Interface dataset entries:
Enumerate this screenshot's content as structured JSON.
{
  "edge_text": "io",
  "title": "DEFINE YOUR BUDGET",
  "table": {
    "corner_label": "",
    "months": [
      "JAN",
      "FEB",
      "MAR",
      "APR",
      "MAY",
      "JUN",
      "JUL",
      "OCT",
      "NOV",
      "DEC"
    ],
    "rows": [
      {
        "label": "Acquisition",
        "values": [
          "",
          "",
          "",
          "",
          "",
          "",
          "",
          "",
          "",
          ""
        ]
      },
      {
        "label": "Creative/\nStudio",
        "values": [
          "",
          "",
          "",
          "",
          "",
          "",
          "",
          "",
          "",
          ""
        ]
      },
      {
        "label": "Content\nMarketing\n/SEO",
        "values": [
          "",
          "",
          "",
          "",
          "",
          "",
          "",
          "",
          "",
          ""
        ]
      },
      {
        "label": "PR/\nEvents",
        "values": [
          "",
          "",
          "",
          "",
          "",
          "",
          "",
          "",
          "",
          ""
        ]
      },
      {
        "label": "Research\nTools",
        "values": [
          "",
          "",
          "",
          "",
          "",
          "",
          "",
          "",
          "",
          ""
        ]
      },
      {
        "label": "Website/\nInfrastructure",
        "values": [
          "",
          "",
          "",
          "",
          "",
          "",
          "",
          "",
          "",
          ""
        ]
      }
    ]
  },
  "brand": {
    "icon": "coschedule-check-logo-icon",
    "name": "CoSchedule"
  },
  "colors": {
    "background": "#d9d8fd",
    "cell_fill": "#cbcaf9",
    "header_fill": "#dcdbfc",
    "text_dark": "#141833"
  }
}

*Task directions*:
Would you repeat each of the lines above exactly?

*Output for this task*:
Enumerate this screenshot's content as structured JSON.
{
  "edge_text": "io",
  "title": "DEFINE YOUR BUDGET",
  "table": {
    "corner_label": "",
    "months": [
      "JAN",
      "FEB",
      "MAR",
      "APR",
      "MAY",
      "JUN",
      "JUL",
      "OCT",
      "NOV",
      "DEC"
    ],
    "rows": [
      {
        "label": "Acquisition",
        "values": [
          "",
          "",
          "",
          "",
          "",
          "",
          "",
          "",
          "",
          ""
        ]
      },
      {
        "label": "Creative/\nStudio",
        "values": [
          "",
          "",
          "",
          "",
          "",
          "",
          "",
          "",
          "",
          ""
        ]
      },
      {
        "label": "Content\nMarketing\n/SEO",
        "values": [
          "",
          "",
          "",
          "",
          "",
          "",
          "",
          "",
          "",
          ""
        ]
      },
      {
        "label": "PR/\nEvents",
        "values": [
          "",
          "",
          "",
          "",
          "",
          "",
          "",
          "",
          "",
          ""
        ]
      },
      {
        "label": "Research\nTools",
        "values": [
          "",
          "",
          "",
          "",
          "",
          "",
          "",
          "",
          "",
          ""
        ]
      },
      {
        "label": "Website/\nInfrastructure",
        "values": [
          "",
          "",
          "",
          "",
          "",
          "",
          "",
          "",
          "",
          ""
        ]
      }
    ]
  },
  "brand": {
    "icon": "coschedule-check-logo-icon",
    "name": "CoSchedule"
  },
  "colors": {
    "background": "#d9d8fd",
    "cell_fill": "#cbcaf9",
    "header_fill": "#dcdbfc",
    "text_dark": "#141833"
  }
}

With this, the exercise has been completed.